For an extensive paper on the "Kreisleriana" by Koji Attwood click here.
This 1838 composition was inspired by Kapellmeister Johannes Kreisler, the eccentric, antisocial and ingenious conductor created by E.T.A. Hoffmann. It was Schumann's intention to recreate this fictitious character in music. Kreisleriana, a set of eight fantastical, seemingly improvised pieces, describes the different facets of Johannes Kreislers madness. Robert Schumann initially composed the works in the time span of only four days.
Some say that E.T.A. Hoffmann modeled Johannes Kreisler after himself, "freed from the shackles of society by the 'madness' of music". Schumann's inspiration to compose "Kreisleriana" may find its origin in the fact that his own problems with society were many as well.
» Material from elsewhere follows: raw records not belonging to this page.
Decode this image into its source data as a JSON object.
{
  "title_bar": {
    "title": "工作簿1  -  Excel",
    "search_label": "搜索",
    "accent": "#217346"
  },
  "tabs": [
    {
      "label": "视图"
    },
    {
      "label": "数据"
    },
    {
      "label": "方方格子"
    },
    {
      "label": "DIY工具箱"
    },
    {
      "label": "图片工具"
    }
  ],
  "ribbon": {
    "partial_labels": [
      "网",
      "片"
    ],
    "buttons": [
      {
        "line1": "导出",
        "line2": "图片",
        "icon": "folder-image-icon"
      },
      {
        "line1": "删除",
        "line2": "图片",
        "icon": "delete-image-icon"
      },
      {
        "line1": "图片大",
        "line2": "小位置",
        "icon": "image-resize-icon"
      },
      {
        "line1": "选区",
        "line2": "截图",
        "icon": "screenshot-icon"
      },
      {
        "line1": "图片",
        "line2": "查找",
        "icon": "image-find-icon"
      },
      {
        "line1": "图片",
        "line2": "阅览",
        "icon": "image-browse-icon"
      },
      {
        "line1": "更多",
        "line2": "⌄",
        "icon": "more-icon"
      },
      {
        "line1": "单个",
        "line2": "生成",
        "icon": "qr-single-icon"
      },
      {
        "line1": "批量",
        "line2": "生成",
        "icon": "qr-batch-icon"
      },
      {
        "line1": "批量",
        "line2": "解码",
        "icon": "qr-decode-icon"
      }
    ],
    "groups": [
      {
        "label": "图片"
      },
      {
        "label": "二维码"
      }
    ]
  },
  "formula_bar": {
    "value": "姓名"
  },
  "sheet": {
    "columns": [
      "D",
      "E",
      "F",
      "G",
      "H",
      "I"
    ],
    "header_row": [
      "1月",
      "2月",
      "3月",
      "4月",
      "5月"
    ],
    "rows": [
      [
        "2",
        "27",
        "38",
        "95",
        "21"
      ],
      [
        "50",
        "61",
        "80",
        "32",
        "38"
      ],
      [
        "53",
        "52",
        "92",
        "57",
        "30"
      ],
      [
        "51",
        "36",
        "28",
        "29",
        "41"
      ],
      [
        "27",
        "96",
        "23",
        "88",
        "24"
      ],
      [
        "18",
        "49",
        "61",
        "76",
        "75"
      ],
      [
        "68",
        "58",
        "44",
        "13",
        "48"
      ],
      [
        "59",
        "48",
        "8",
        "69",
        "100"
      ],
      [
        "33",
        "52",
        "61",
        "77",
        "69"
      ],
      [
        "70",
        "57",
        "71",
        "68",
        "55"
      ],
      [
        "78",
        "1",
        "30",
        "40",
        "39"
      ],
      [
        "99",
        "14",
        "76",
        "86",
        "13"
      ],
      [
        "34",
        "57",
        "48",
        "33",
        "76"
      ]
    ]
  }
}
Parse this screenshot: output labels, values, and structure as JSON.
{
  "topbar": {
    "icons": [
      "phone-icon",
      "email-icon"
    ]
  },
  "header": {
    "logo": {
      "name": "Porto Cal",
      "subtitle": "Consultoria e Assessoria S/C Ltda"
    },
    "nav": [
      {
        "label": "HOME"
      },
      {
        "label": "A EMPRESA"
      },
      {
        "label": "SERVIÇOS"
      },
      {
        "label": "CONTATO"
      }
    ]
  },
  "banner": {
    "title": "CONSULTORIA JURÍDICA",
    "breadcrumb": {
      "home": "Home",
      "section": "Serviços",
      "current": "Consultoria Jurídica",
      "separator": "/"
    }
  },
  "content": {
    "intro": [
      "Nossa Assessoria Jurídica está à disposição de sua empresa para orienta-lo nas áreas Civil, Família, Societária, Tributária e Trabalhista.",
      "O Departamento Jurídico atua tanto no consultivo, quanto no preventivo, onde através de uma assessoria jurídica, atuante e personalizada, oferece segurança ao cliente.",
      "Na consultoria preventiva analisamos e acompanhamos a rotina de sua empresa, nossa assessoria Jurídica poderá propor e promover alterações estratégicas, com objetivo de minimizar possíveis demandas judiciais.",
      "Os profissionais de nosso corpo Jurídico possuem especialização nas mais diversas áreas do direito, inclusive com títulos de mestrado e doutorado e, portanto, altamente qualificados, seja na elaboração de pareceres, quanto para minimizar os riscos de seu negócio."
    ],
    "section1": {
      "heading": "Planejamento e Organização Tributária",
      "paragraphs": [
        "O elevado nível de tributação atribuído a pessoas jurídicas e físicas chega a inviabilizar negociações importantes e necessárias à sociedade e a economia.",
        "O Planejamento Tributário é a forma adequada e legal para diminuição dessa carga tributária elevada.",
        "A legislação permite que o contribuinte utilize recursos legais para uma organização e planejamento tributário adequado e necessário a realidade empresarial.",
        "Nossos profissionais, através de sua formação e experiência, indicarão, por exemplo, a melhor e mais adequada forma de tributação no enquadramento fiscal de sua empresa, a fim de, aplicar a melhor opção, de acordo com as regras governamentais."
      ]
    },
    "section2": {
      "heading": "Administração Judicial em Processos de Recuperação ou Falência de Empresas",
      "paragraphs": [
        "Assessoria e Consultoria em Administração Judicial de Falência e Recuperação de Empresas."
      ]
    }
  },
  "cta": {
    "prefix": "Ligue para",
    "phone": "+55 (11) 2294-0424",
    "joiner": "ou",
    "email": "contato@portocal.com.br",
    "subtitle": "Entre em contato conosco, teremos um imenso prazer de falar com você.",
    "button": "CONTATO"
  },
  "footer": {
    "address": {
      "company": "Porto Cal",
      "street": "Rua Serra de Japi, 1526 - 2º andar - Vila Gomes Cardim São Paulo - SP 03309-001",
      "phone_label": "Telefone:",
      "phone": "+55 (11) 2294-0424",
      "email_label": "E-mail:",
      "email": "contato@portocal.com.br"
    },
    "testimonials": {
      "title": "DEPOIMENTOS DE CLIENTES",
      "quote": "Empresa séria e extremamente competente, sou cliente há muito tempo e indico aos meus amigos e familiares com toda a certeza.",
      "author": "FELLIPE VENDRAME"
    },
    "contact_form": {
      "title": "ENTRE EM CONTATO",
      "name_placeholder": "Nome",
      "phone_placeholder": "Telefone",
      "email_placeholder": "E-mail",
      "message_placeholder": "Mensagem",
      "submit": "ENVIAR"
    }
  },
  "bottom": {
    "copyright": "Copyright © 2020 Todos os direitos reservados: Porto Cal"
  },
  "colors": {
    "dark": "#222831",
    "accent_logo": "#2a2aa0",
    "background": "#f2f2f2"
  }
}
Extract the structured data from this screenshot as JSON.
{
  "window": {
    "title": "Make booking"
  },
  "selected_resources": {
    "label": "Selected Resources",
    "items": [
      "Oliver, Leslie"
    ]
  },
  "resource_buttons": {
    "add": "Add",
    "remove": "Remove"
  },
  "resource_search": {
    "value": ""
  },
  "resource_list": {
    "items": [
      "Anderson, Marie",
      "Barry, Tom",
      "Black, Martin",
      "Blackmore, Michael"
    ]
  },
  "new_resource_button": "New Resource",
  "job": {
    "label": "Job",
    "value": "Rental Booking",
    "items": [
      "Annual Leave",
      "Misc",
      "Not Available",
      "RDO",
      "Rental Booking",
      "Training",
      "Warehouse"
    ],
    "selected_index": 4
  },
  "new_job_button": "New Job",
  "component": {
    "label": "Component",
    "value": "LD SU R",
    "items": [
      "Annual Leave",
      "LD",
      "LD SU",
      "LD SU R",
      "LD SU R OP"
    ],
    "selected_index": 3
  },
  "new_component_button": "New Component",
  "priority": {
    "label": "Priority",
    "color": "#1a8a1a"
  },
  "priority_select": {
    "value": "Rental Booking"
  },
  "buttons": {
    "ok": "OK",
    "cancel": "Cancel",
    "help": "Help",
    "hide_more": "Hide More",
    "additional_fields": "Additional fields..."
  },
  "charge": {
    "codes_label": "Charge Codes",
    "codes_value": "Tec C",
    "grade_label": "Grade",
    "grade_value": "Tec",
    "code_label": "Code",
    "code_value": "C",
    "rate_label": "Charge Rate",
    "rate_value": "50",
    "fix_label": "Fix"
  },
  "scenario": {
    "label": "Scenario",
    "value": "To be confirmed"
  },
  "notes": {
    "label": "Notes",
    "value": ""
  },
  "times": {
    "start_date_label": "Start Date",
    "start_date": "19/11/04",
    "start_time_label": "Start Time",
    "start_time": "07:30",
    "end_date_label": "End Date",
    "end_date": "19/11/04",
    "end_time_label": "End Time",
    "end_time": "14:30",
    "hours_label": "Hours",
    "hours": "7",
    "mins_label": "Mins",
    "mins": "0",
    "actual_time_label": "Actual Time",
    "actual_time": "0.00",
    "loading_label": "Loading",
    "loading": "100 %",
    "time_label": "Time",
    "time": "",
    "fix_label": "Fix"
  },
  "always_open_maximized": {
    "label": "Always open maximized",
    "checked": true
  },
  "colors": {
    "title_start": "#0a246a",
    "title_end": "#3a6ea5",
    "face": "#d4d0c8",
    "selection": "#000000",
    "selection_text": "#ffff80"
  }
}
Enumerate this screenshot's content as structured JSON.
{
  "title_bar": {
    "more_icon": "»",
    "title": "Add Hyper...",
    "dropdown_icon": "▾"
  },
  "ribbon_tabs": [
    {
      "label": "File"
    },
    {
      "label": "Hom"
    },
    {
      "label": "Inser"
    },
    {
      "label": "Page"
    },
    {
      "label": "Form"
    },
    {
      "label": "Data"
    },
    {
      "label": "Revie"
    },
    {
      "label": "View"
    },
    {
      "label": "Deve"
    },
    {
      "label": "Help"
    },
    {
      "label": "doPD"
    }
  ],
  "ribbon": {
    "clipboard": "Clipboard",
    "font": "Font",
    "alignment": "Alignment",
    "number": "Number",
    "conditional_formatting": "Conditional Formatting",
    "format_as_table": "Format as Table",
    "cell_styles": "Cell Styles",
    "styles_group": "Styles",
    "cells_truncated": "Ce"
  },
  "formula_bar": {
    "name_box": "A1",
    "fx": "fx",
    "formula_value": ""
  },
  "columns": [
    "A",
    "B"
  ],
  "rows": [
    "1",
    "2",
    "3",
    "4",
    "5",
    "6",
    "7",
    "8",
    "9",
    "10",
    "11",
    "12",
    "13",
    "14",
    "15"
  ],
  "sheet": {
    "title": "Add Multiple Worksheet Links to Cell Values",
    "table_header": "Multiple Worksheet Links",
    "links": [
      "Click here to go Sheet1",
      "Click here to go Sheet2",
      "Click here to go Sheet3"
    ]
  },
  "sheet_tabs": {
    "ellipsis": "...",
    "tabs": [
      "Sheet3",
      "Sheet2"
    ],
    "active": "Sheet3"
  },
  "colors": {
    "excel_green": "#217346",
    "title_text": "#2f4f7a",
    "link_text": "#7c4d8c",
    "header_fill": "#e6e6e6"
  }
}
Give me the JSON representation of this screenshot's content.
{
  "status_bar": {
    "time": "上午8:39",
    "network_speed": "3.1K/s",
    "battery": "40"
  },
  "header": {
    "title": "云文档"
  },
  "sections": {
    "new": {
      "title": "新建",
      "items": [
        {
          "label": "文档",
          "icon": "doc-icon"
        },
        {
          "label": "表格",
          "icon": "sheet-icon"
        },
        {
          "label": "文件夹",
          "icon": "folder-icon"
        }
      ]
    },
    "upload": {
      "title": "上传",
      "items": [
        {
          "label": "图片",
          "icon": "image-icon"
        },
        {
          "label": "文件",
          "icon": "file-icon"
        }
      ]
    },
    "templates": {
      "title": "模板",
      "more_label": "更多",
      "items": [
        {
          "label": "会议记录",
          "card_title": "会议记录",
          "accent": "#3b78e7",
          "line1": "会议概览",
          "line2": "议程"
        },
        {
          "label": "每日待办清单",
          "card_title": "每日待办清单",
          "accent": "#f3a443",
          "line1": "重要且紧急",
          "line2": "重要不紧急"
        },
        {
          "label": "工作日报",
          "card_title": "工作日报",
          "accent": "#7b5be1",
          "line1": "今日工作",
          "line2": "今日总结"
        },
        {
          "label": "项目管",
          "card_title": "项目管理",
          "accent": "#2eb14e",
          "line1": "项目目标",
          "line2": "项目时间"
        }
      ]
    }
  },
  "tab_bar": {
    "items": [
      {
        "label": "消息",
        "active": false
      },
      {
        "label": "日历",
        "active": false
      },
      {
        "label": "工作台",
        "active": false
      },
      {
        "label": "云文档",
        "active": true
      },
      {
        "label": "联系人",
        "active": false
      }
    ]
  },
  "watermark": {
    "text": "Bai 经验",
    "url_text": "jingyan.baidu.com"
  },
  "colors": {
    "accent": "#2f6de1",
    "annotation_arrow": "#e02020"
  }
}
In april 1838 Schumann sent a letter to his future bride Clara Wieck, writing her that she would recognise herself in this work. The deeper meaning of this statement, if any, is not known. The obvious explanation is that seven out of eight movements in "Kreisleriana" are built around a simple theme that she composed. Schumann has sampled her compositions more than once. For instance his "Davidsbündlertänze" op.6 - composed in 1834 - 1836, also based on fictional characters - starts with the first two bars of her Mazurka op.6 no.5.
- Joffrey Wallaart
Complete recording by Andrew Sheffield
|Schumann - Kreisleriana, Op16 (1838)
Recorded live in 2009
|2||Sehr innig und nicht zu rasch||08:31|
|8||Schnell und spielend||04:11|
|2||Sehr innig und nich zu rasch||10:23||Amoretti, A.